The first three sections or octets (192.168.1.) are identical. This is how computers identify and communicate with other devices on their network. Computers with a different IP scheme cannot communicate on the same network. For example, if you change the 3rd octet on a laptop from a “1” to a “0” (192.168.1.3 to 192.168.0.3) that laptop could not talk to the other computers on the network even though they are physically or wirelessly connected.
DHCP – All the computers and devices on your home network need IP addresses to communicate with each other. One thing you don’t want to do is spend a lot of time manually configuring all your devices with static IP addresses. One typo can lead to IP address conflicts and all kinds of problems. So the Whizbangs in charge of Computer World invented an amazing protocol called DHCP. DHCP automatically configures all your devices with IP addresses and prevents any conflicts. A more detailed explanation of DHCP can be found in the Home Networking Basics video.
Your Router and NAT – The only way computers can talk to computers on a different network is with the use of a router. That is one of the most important things your wireless router does. It separates your home network from the internet yet allows them to communicate. It does this with a sophisticated protocol called NAT or Network Address Translation. It allows a computer on your home network to talk to computers on the internet without exposing your home computer to the evils of the internet.

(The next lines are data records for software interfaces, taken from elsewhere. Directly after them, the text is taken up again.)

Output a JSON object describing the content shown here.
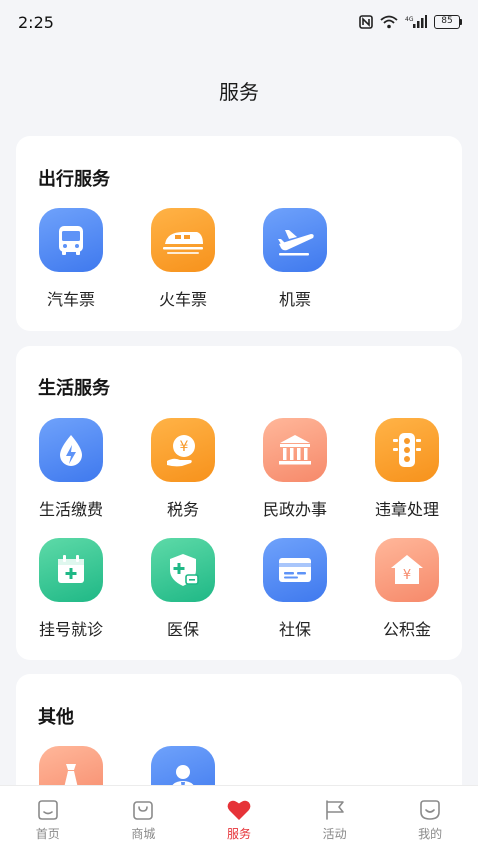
{
  "status": {
    "time": "2:25",
    "battery": "85"
  },
  "page_title": "服务",
  "sections": {
    "travel": {
      "title": "出行服务",
      "items": [
        {
          "label": "汽车票",
          "icon": "bus-icon",
          "color": "#4a85f5"
        },
        {
          "label": "火车票",
          "icon": "train-icon",
          "color": "#f89a2a"
        },
        {
          "label": "机票",
          "icon": "airplane-icon",
          "color": "#4a85f5"
        }
      ]
    },
    "life": {
      "title": "生活服务",
      "items": [
        {
          "label": "生活缴费",
          "icon": "water-bolt-icon",
          "color": "#4a85f5"
        },
        {
          "label": "税务",
          "icon": "yen-hand-icon",
          "color": "#f89a2a"
        },
        {
          "label": "民政办事",
          "icon": "government-building-icon",
          "color": "#f6896a"
        },
        {
          "label": "违章处理",
          "icon": "traffic-light-icon",
          "color": "#f89a2a"
        },
        {
          "label": "挂号就诊",
          "icon": "medical-calendar-icon",
          "color": "#1fb886"
        },
        {
          "label": "医保",
          "icon": "medical-shield-icon",
          "color": "#1fb886"
        },
        {
          "label": "社保",
          "icon": "social-security-card-icon",
          "color": "#4a85f5"
        },
        {
          "label": "公积金",
          "icon": "housing-fund-icon",
          "color": "#f6896a"
        }
      ]
    },
    "other": {
      "title": "其他",
      "items": [
        {
          "icon": "tie-icon",
          "color": "#f6896a"
        },
        {
          "icon": "person-icon",
          "color": "#4a85f5"
        }
      ]
    }
  },
  "tabs": [
    {
      "label": "首页",
      "icon": "home-icon",
      "active": false
    },
    {
      "label": "商城",
      "icon": "shop-bag-icon",
      "active": false
    },
    {
      "label": "服务",
      "icon": "heart-icon",
      "active": true,
      "color": "#e63338"
    },
    {
      "label": "活动",
      "icon": "flag-icon",
      "active": false
    },
    {
      "label": "我的",
      "icon": "smile-icon",
      "active": false
    }
  ]
}
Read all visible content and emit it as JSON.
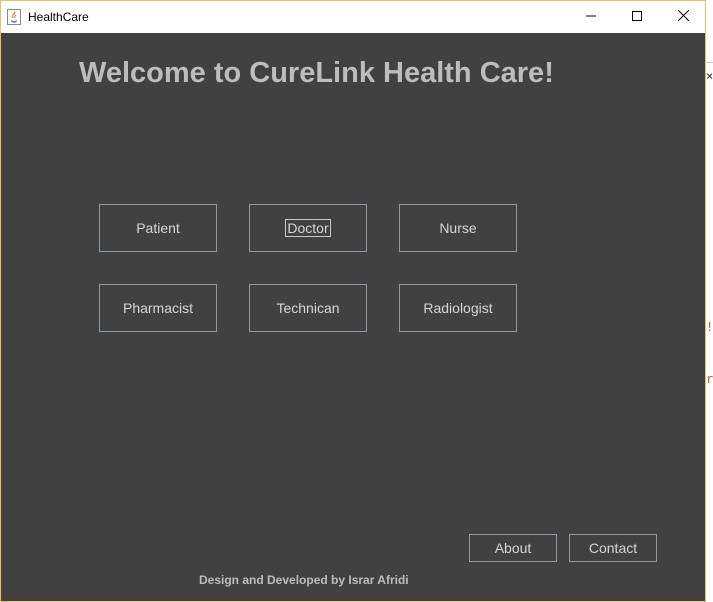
{
  "window": {
    "title": "HealthCare",
    "controls": {
      "minimize_icon": "minimize-icon",
      "maximize_icon": "maximize-icon",
      "close_icon": "close-icon"
    }
  },
  "main": {
    "heading": "Welcome to CureLink Health Care!",
    "roles": [
      {
        "label": "Patient"
      },
      {
        "label": "Doctor"
      },
      {
        "label": "Nurse"
      },
      {
        "label": "Pharmacist"
      },
      {
        "label": "Technican"
      },
      {
        "label": "Radiologist"
      }
    ],
    "focused_role": "Doctor",
    "about_label": "About",
    "contact_label": "Contact",
    "footer": "Design and Developed by Israr Afridi"
  },
  "background_app": {
    "glyphs": [
      "×",
      "!",
      "r"
    ]
  },
  "colors": {
    "content_background": "#414141",
    "heading_text": "#bdbdbd",
    "button_border": "#8e9aa5",
    "button_text": "#d6d6d6",
    "window_border": "#e8c25a",
    "background_glyph_orange": "#b5651d"
  }
}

DNS – Most people have never even heard of DNS. DNS is the glue that holds the Internet together. Without it, all the computers on the internet are lost. DNS is a worldwide database that matches website domain names that are easy for humans to understand to IP addresses that are easier (And faster) for computers to understand. It’s a lot like the address book on your phone. If you’re hungry and you want to order some pizza you may not even remember the phone number of the pizza delivery place. Simply find the name of your favorite pizza delivery place on your phone, it dials the number and 30 minutes later you have a pizza at your door. DNS works basically the same except a lot faster. Simply type in the address of your favorite website into your browser and DNS delivers the correct website to your computer in milliseconds.
IPCONFIG – Any question that you have about how a computer is set up on a network can be answered with the “ipconfig” command installed on all Windows computers. Once you get the hang of using it troubleshooting computer networking issues can become second nature. The use of the “ipconfig” command is demonstrated in the Home Networking Basics video above.
How To Change Your Home Network Settings
Sooner or later you’re going to have to make minor or major changes to your home network. What are some reasons you might find yourself wanting to make changes to your computer network settings? An obvious reason would be you find there’s an issue on your network and after some troubleshooting, you realize you need to change a few things. Another scenario could be you take a computer off of another network and need to put it onto your network. You’ll have to change the settings on that computer to make it work on your network.
Now you know where to find the network settings on your computer but how do you change them? What we do is we go to the network adapter settings of that computer. That means we go to the same place we went to find “ipconfig” but instead of typing in “cmd” we type in “ethernet” on a hard-wired computer or “wifi” on a computer on the wireless network. From there we go to “Ethernet Settings” and then “Change Adapter Options.”
In the Home Networking Basics video above we demonstrate this process step-by-step to configure a computer in the living room to allow it to be accessed and remotely controlled by other computers in the home. Enjoy the video!
Last update on 2023-06-04 at 16:35 Affiliate links and Images from Amazon Product Advertising API